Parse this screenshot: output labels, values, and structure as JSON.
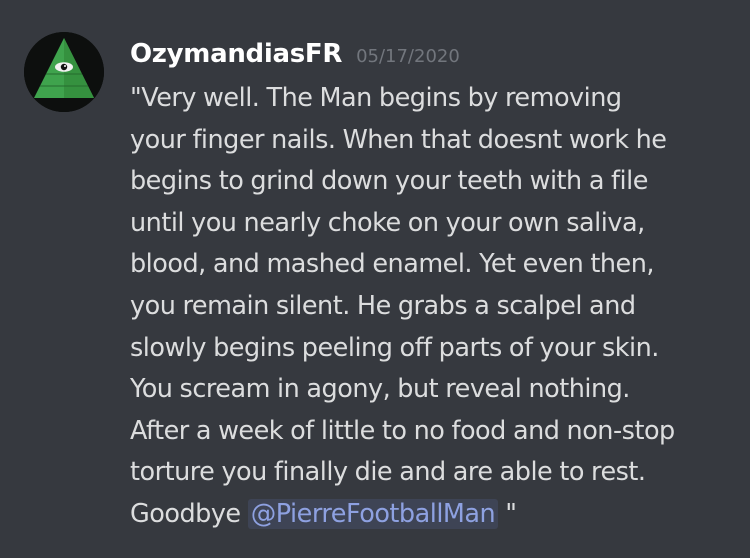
{
  "message": {
    "author": "OzymandiasFR",
    "timestamp": "05/17/2020",
    "lines": [
      "\"Very well. The Man begins by removing",
      "your finger nails. When that doesnt work he",
      "begins to grind down your teeth with a file",
      "until you nearly choke on your own saliva,",
      "blood, and mashed enamel. Yet even then,",
      "you remain silent. He grabs a scalpel and",
      "slowly begins peeling off parts of your skin.",
      "You scream in agony, but reveal nothing.",
      "After a week of little to no food and non-stop",
      "torture you finally die and are able to rest."
    ],
    "last_line_prefix": "Goodbye ",
    "mention": "@PierreFootballMan",
    "last_line_suffix": " \""
  },
  "avatar": {
    "icon": "eye-pyramid-icon"
  },
  "colors": {
    "background": "#36393f",
    "username": "#ffffff",
    "timestamp": "#72767d",
    "text": "#dcddde",
    "mention_text": "#8ea1e1",
    "avatar_green": "#3fa34d"
  }
}
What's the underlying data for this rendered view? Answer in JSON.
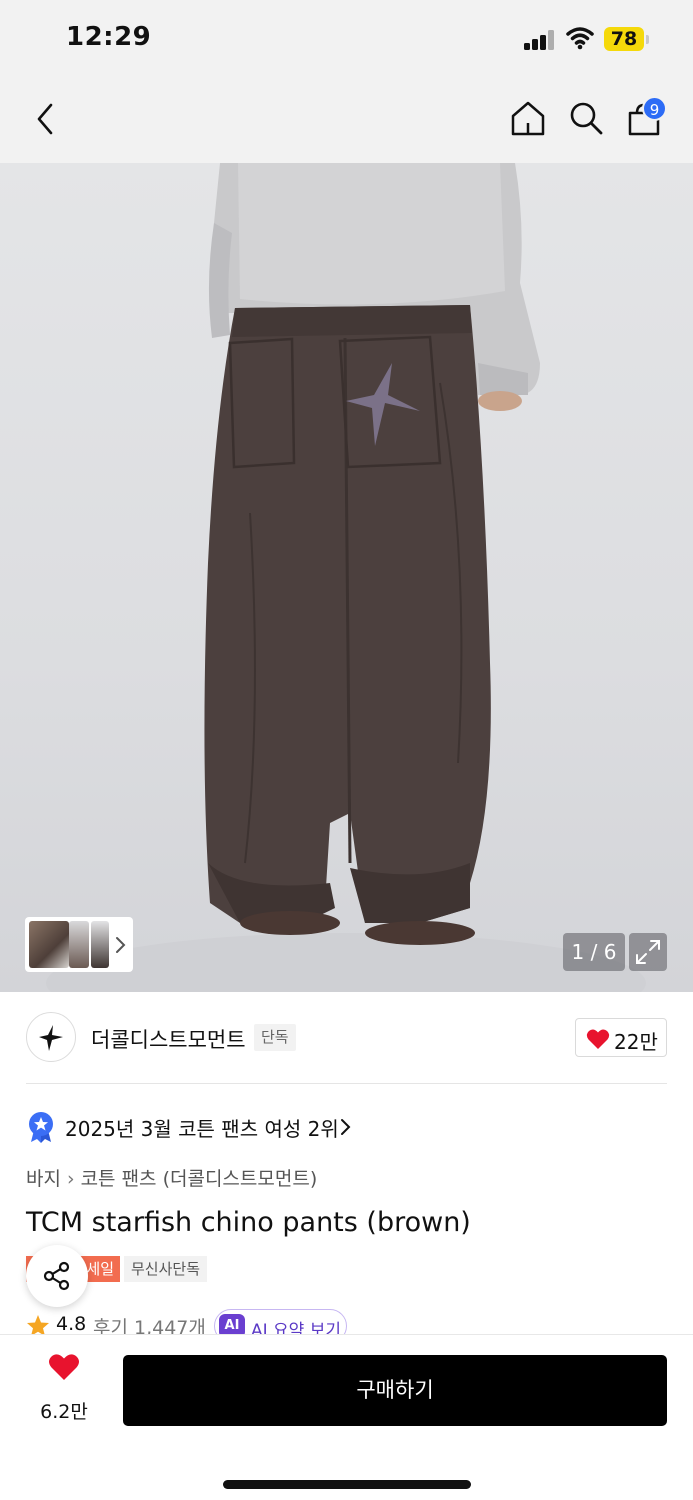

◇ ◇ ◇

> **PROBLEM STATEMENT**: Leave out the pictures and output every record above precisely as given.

> **ANSWER TO THE PROBLEM**:
Parse this screenshot: output labels, values, and structure as JSON.
{
  "message": {
    "author": "OzymandiasFR",
    "timestamp": "05/17/2020",
    "lines": [
      "\"Very well. The Man begins by removing",
      "your finger nails. When that doesnt work he",
      "begins to grind down your teeth with a file",
      "until you nearly choke on your own saliva,",
      "blood, and mashed enamel. Yet even then,",
      "you remain silent. He grabs a scalpel and",
      "slowly begins peeling off parts of your skin.",
      "You scream in agony, but reveal nothing.",
      "After a week of little to no food and non-stop",
      "torture you finally die and are able to rest."
    ],
    "last_line_prefix": "Goodbye ",
    "mention": "@PierreFootballMan",
    "last_line_suffix": " \""
  },
  "avatar": {
    "icon": "eye-pyramid-icon"
  },
  "colors": {
    "background": "#36393f",
    "username": "#ffffff",
    "timestamp": "#72767d",
    "text": "#dcddde",
    "mention_text": "#8ea1e1",
    "avatar_green": "#3fa34d"
  }
}
What's the underlying data for this rendered view? Answer in JSON.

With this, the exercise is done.